How does this tie in to Wikipedia? Well, once in a while, someone decides to propose a process which cuts out any sort of discussion or community approval, depending instead on a single admin's judgement. Instances of heated debate, which admittedly do result in some bad things, are then amazingly used to say that a system with no discussion is superior. While it is true that doing everything unilaterally prevents people from getting angry over a discussion...
"Consensus" can not mean what it used to
When Wikipedia was first getting started, consensus could very easily mean everyone in the "core group" of the community decided something together. Thus, it was perfectly reasonable to say "Voting and anything that looks like voting is unquestionably bad", and carry on in discussions that looked nothing like voting. But guess what? Now we have over 1000 admins, and another thousand or so people who are important in some process or another. When you get large enough numbers, you can't do talkpage-style discussions, because they do not scale. They only work well with up to four, and past twenty or so, they are completely impossible. And the twenty people who show up for a particular discussion are not any appreciable fraction of the community that's supposed to decide things. So how do you give the community input?
Well, let's see how it's done. With few exceptions, decisions are made by lots of this:
- Blah, because moo.
There are four exceptions. One is article disputes that the community as a whole doesn't need to get involved in, meaning other models work fine. Two, some proposals never get this, but they are mostly the ones where it's obvious either way what will happen to the proposal. Three, there's the user RfC system, but that's horribly dysfunctional, doesn't provide an accurate measure of what proportion of the community actually supports something, and can do nothing but create symbolic actions that have no effect.
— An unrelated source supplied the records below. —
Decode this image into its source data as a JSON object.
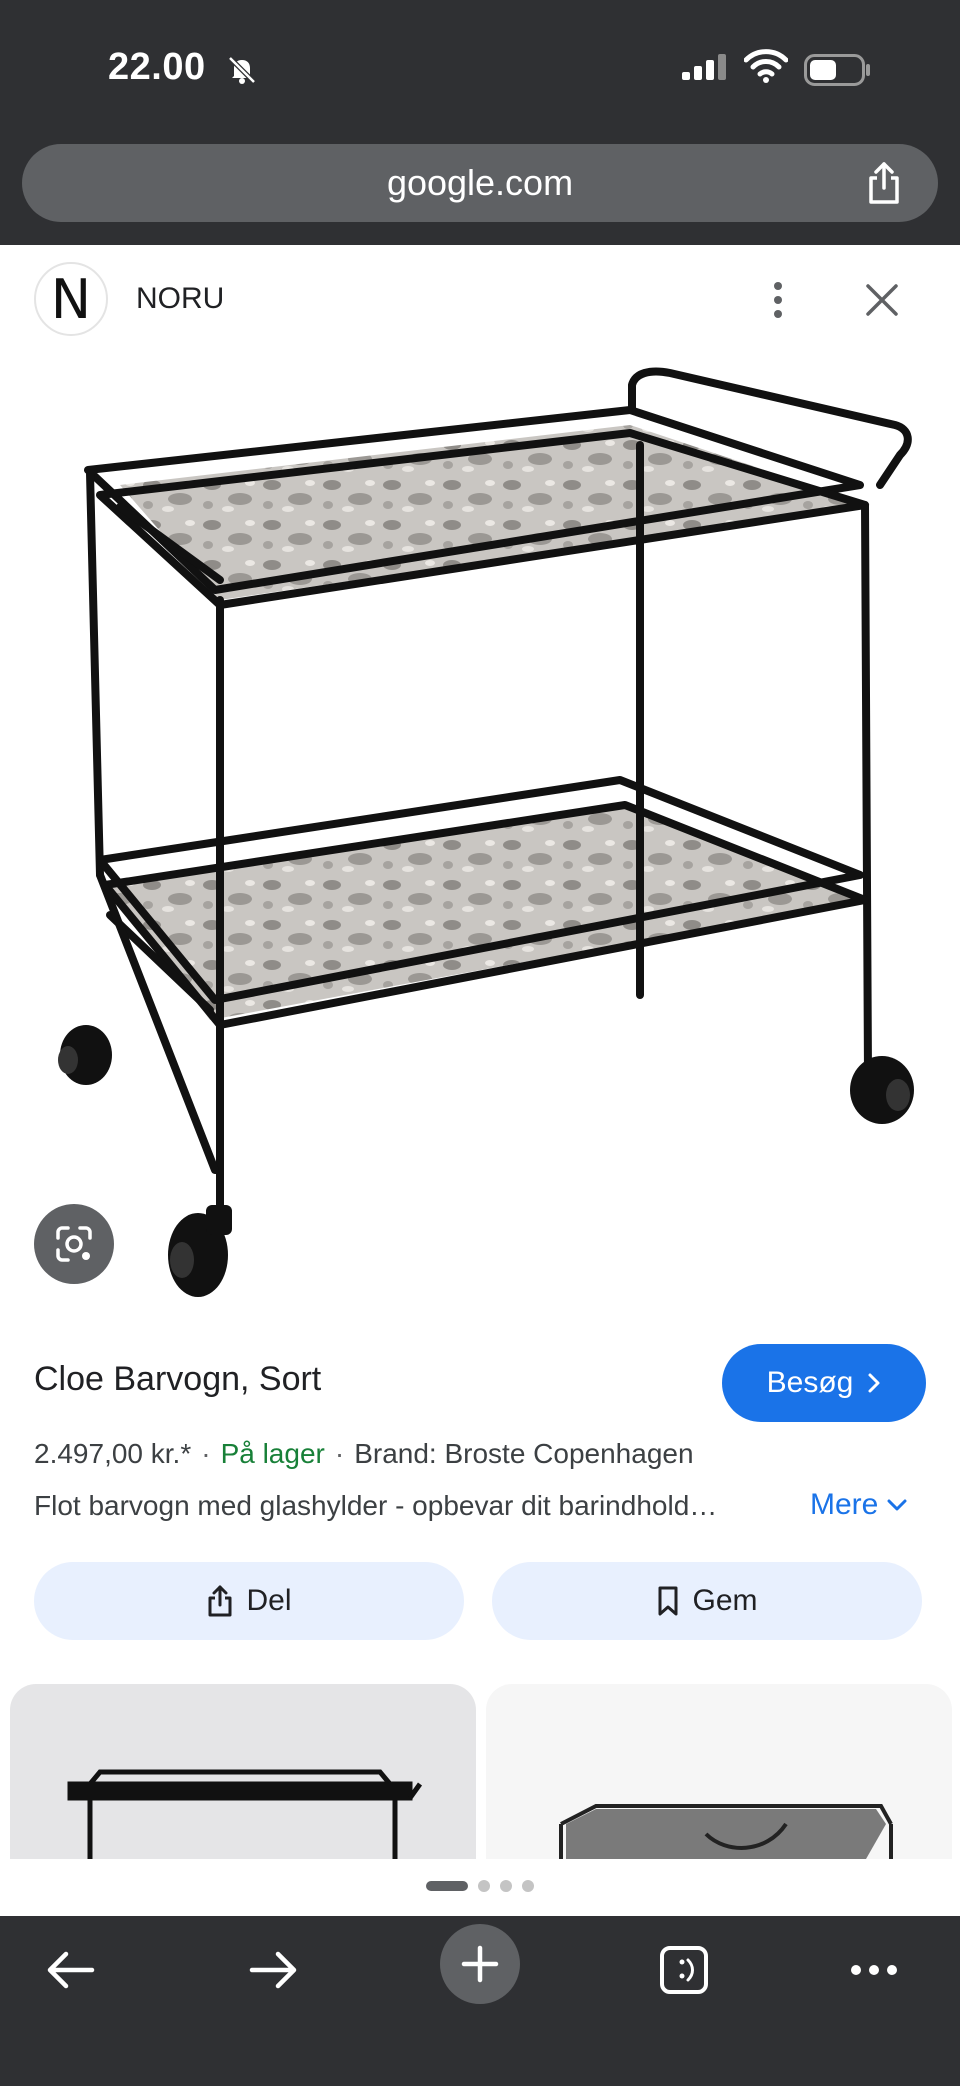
{
  "status": {
    "time": "22.00"
  },
  "browser": {
    "url": "google.com"
  },
  "source": {
    "logo_letter": "N",
    "name": "NORU"
  },
  "product": {
    "title": "Cloe Barvogn, Sort",
    "visit_label": "Besøg",
    "price": "2.497,00 kr.*",
    "stock": "På lager",
    "brand": "Brand: Broste Copenhagen",
    "description": "Flot barvogn med glashylder - opbevar dit barindhold…",
    "more_label": "Mere",
    "share_label": "Del",
    "save_label": "Gem"
  },
  "carousel": {
    "page_count": 4,
    "active_index": 0
  },
  "colors": {
    "accent": "#1a73e8",
    "stock_green": "#188038",
    "chrome_dark": "#2f3033",
    "pill_bg": "#e8f0fe"
  },
  "icons": [
    "bell-off-icon",
    "signal-icon",
    "wifi-icon",
    "battery-icon",
    "share-icon",
    "kebab-menu-icon",
    "close-icon",
    "lens-icon",
    "chevron-right-icon",
    "chevron-down-icon",
    "bookmark-icon",
    "back-arrow-icon",
    "forward-arrow-icon",
    "plus-icon",
    "tabs-icon",
    "more-icon"
  ]
}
And finally, there is the Arbcom system, but the thing as a while doesn't scale (although it seems to perpetuate itself even though most people know that). Everything else, from FARs to AfDs to RFAs to community bans (face it, they were just as much quickpolls when on ANI), has comments in that pattern, except maybe with numbering instead of bullets. I don't ask for anyone to like that, but people who try to eliminate any type of Quickpolls are ignoring the fact that there is no other solution.
"Duh" is not a valid rationale
There seems to be this recent trend that discussion not only can, but should be cut short whenever a certain result is obviously right. Now, in some cases, the result is obviously right; for instance, an unsourced negative article on a living person violates WP:BLP, and there is no opportunity for reasonable dispute. But the rationale for the speedy deletion should, in that case, be "violates BLP". Not "duh", not "IAR", and not "obviously bad". If you can not explain why something is obviously bad so that no reasonable person disagrees, then it isn't obviously bad.
Policy is what consensus says it is
Claiming that BLP applies to cows does not make it so. Nor does claiming that WP:V means all statements must have 5 government sources. Not because there's no way to wikilawyer those things out of the policy, because there is. It's because consensus is against them, so the consensus-driven policy must logically not say them. Claiming that something against consensus is supported by policy is wikilawyering, plain and simple.